Task instructions: Among the entries below, please show each line that carries the word "special".

Raw data:
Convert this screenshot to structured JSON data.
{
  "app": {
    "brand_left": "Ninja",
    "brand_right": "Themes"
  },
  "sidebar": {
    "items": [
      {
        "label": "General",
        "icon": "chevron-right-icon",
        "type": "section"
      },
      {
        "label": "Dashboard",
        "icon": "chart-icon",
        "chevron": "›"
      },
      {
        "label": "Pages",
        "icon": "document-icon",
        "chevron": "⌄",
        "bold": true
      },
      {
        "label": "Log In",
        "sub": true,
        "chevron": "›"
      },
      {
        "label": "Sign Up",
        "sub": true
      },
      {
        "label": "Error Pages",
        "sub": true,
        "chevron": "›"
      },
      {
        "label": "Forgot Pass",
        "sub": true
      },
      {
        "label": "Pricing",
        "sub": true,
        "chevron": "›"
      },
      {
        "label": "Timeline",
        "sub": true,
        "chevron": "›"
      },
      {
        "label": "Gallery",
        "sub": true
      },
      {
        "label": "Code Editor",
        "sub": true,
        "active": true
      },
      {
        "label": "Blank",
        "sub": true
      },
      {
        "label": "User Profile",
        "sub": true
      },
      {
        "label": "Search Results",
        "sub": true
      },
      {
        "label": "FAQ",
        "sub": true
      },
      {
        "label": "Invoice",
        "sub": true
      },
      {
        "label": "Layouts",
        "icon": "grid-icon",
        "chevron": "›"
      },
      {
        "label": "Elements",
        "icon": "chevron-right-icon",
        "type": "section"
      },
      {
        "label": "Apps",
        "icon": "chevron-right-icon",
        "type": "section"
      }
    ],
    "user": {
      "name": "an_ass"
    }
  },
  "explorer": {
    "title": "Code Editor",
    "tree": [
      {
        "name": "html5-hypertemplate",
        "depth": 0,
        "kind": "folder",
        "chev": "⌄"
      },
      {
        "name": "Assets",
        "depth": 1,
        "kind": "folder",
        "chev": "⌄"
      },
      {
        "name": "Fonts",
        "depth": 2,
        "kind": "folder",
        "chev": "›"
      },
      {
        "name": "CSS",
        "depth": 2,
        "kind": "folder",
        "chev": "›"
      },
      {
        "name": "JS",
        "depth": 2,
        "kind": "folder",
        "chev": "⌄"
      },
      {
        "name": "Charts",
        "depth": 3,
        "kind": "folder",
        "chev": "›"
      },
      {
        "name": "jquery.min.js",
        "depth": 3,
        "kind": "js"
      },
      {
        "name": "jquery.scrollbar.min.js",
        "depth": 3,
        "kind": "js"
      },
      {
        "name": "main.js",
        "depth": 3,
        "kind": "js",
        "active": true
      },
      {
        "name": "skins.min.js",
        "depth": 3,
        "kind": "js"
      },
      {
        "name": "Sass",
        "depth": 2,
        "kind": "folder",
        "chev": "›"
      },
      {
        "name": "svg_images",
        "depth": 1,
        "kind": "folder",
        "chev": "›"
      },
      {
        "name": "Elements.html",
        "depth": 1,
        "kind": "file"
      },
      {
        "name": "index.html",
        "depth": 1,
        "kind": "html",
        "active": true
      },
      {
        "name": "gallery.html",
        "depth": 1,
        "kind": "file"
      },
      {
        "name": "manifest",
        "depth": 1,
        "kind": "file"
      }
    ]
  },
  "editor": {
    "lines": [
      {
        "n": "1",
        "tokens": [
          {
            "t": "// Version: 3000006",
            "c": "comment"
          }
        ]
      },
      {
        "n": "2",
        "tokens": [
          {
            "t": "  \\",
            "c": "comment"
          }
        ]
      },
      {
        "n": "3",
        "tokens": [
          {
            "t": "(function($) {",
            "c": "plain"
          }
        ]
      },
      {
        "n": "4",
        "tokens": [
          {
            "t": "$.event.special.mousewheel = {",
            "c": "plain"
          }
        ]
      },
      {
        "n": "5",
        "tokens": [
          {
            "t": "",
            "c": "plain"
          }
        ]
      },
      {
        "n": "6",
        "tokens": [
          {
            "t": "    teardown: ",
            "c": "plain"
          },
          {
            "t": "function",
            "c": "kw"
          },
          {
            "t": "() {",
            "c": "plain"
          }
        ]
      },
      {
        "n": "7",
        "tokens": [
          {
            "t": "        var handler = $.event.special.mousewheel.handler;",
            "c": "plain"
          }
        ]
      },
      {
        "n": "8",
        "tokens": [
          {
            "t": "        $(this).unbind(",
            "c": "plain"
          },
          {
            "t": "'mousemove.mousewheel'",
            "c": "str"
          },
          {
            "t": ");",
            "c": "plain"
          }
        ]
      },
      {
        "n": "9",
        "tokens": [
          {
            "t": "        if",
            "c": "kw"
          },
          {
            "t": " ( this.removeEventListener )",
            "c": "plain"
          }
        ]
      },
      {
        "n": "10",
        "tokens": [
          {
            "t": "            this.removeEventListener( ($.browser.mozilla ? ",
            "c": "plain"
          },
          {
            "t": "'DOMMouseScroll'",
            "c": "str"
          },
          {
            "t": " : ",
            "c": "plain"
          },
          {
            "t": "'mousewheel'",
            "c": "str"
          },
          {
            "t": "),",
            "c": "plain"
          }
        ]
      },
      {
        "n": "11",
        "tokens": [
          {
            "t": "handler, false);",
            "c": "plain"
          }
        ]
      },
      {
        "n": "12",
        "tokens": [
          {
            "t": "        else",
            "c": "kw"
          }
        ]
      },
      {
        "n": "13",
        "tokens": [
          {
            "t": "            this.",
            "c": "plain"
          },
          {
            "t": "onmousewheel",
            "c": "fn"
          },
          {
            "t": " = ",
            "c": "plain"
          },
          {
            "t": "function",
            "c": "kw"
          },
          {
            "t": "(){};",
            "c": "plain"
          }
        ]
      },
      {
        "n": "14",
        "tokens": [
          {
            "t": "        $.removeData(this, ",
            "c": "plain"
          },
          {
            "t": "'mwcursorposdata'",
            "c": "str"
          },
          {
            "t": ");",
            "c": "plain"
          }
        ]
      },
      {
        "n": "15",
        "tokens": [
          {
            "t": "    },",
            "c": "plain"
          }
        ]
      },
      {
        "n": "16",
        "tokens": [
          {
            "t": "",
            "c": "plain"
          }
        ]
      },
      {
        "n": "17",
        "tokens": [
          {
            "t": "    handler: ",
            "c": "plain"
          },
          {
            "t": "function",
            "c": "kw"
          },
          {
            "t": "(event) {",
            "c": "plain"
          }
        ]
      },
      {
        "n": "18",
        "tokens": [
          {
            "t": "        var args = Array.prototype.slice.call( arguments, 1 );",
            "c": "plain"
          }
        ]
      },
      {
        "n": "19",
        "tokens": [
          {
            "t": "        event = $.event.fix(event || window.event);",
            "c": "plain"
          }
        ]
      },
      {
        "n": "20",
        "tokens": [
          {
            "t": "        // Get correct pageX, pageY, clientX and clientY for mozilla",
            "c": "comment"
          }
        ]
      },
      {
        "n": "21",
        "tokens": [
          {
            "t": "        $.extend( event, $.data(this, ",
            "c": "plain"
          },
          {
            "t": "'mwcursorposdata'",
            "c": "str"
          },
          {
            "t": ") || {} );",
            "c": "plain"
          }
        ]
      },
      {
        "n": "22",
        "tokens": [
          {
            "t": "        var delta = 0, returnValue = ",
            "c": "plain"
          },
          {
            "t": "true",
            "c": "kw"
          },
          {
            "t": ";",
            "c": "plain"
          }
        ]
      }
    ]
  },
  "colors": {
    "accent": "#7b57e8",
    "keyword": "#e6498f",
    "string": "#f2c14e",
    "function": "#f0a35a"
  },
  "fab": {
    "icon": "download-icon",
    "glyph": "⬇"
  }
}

Worked solution:
            "t": "$.event.special.mousewheel = {",
            "t": "        var handler = $.event.special.mousewheel.handler;",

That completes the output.